Suzannah Park leads Street Theater Rally in Asheville

Suzannah Park, leader of the Wild Asheville Community Chorus and director of the Street Theater Rally believes “it’s easy to get lost in the maze of utility regulatory law; we want people to understand the issues at stake, what Duke Energy is asking for and feel empowered to go speak their mind to the Utilities Commissioners. Street theater is a powerful way to reach folks on a personal level by making the invisible or confusing issues, both visible and more easily understood.”

The Street Theater performances focused on key issues raised by Duke Energy’s requests including the $416 millions slated for the building of new infrastructure for production of electricity from gas.

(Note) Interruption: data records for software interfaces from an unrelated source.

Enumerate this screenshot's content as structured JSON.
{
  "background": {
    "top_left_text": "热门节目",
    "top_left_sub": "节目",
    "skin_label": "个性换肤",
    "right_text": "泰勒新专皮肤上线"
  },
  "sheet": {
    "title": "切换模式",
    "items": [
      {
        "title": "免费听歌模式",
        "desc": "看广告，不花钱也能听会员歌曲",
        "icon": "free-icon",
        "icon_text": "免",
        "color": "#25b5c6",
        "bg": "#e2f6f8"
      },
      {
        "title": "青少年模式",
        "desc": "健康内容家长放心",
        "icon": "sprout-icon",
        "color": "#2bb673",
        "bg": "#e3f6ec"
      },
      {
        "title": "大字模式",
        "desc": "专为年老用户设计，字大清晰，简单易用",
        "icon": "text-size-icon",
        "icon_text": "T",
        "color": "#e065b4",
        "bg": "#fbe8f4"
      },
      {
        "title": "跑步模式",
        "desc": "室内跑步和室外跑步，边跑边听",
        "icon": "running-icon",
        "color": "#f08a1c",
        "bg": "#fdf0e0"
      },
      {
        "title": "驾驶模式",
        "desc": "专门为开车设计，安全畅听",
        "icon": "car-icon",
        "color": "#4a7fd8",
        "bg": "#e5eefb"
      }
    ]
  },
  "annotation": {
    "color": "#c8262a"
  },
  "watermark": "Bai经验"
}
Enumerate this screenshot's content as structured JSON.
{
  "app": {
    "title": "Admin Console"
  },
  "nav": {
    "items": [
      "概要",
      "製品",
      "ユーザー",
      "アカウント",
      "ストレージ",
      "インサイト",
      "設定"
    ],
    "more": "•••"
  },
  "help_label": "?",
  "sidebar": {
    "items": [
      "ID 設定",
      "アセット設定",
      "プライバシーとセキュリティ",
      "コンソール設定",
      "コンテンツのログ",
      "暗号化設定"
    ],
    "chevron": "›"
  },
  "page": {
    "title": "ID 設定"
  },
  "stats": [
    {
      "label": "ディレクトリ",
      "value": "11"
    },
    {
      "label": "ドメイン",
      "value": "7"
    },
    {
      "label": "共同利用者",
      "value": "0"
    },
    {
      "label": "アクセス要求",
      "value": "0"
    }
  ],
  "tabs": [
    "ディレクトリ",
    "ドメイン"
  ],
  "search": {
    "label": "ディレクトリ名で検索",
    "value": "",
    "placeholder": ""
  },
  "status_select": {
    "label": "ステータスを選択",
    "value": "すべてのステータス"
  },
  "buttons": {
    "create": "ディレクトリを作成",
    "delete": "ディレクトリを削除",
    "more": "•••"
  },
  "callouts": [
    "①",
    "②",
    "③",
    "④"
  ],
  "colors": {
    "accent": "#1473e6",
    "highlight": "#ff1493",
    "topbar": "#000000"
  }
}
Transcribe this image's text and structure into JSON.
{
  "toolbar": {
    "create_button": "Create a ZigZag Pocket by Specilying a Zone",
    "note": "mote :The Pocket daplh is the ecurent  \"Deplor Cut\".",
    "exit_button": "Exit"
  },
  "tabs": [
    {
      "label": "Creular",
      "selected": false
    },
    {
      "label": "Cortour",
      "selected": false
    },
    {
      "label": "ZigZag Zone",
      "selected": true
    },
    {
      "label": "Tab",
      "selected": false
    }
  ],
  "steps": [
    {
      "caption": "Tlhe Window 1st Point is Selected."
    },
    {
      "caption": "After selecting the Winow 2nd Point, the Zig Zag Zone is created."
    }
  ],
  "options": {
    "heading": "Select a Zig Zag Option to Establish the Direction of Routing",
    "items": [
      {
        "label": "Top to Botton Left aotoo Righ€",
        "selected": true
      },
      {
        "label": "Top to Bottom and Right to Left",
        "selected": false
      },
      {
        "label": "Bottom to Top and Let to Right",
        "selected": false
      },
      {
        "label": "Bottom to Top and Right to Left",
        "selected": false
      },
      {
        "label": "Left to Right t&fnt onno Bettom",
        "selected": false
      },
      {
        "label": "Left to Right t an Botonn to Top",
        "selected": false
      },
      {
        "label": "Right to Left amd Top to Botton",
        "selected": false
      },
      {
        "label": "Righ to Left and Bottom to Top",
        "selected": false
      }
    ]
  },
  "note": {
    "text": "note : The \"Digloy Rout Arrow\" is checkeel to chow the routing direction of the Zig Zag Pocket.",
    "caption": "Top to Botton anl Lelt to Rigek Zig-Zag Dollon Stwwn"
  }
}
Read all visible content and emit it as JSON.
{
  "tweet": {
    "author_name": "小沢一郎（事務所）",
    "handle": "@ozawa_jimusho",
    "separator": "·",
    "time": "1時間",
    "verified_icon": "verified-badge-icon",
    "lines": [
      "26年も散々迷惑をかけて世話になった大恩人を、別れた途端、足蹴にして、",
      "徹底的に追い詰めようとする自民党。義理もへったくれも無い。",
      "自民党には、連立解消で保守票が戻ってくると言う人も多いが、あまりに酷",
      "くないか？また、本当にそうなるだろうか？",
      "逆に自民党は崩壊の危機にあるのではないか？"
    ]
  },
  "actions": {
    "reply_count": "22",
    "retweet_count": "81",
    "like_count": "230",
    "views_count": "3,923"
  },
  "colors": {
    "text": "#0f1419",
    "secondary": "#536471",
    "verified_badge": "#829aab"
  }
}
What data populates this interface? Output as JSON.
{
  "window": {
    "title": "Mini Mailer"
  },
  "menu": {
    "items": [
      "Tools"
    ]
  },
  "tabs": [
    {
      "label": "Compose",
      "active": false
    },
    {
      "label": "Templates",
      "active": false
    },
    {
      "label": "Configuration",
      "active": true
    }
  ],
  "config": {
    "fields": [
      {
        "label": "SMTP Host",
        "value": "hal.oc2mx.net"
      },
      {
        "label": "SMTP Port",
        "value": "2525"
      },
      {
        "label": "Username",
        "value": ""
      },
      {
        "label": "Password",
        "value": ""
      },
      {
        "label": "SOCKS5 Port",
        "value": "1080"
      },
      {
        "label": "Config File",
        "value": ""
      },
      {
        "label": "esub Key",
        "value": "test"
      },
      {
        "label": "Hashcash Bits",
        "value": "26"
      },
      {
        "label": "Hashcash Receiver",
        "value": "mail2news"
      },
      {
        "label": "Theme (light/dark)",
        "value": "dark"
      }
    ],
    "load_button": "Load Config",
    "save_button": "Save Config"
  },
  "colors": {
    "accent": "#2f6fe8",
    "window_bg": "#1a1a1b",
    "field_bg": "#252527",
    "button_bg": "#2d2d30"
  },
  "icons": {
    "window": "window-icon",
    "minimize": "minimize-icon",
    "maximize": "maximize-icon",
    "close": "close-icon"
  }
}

“The building of these gas-fired plants and associated pipelines will continue our reliance on fossil fuels for another 30-40 years, preventing us moving to 100% renewable energy in a time frame that will make a meaningful impact on the current climate crisis. We need to move away from planet warming fossil fuels as soon as possible,”

says Community Roots co-founder Kat Houghton.

The Street Theater Rally and marched from the Vance Monument in downtown Asheville to the Buncombe County Courthouse. A  20′ x 30′ banner was dropped from the roof of a nearby parking garage. The Buncombe County Sheriff’s Department generously allowed our team to walk off the roof with no charges and no arrests.

Watch Mountain Stream TV’s Coverage of the rally and the hearing.